The expected output is each line below containing "thumbs", copied in full.

%%

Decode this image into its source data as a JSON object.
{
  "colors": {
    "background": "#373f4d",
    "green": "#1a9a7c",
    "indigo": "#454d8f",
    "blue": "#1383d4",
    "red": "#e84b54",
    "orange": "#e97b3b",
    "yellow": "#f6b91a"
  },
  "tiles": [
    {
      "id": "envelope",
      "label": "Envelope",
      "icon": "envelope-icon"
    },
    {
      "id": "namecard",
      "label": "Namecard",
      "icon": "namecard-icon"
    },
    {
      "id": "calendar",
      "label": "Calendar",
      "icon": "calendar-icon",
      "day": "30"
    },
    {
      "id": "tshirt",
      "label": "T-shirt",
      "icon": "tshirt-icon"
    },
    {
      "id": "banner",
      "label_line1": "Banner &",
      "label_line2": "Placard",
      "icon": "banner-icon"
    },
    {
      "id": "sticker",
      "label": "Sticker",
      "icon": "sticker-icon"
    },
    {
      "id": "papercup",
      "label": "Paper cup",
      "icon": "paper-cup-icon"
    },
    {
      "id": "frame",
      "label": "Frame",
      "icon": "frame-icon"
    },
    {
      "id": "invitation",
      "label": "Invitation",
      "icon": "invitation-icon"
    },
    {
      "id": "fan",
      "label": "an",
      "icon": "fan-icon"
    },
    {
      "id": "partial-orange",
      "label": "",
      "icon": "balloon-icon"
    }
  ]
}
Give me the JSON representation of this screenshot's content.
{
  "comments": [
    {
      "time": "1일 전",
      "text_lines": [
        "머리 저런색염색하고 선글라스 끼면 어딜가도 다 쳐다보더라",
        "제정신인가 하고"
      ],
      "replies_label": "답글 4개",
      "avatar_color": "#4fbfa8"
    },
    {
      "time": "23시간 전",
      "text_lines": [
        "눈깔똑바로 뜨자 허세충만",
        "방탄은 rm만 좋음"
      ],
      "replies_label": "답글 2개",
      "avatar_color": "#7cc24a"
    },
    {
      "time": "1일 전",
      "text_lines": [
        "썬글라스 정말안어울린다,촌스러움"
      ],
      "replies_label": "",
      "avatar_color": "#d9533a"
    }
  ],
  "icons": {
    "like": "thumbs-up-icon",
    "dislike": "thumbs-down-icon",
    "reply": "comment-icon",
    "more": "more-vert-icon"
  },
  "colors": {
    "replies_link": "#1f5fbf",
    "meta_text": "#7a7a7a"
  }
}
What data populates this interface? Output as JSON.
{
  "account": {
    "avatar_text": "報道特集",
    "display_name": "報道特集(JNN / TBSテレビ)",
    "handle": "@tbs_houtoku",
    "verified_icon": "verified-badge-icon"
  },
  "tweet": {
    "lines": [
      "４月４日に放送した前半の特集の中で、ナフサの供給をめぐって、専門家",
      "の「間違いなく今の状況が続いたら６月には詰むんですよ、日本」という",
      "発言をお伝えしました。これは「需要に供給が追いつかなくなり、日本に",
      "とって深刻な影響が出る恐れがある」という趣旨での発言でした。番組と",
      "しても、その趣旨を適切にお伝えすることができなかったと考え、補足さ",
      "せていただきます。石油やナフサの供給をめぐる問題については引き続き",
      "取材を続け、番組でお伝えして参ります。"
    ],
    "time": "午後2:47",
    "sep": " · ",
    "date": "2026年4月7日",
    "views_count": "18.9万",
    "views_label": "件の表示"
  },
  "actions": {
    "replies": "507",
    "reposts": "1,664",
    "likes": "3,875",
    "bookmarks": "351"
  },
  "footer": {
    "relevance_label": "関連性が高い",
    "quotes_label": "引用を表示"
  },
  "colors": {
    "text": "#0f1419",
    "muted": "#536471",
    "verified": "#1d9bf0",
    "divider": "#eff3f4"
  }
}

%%

• _Result of the exercise_:
    "like": "thumbs-up-icon",
    "dislike": "thumbs-down-icon",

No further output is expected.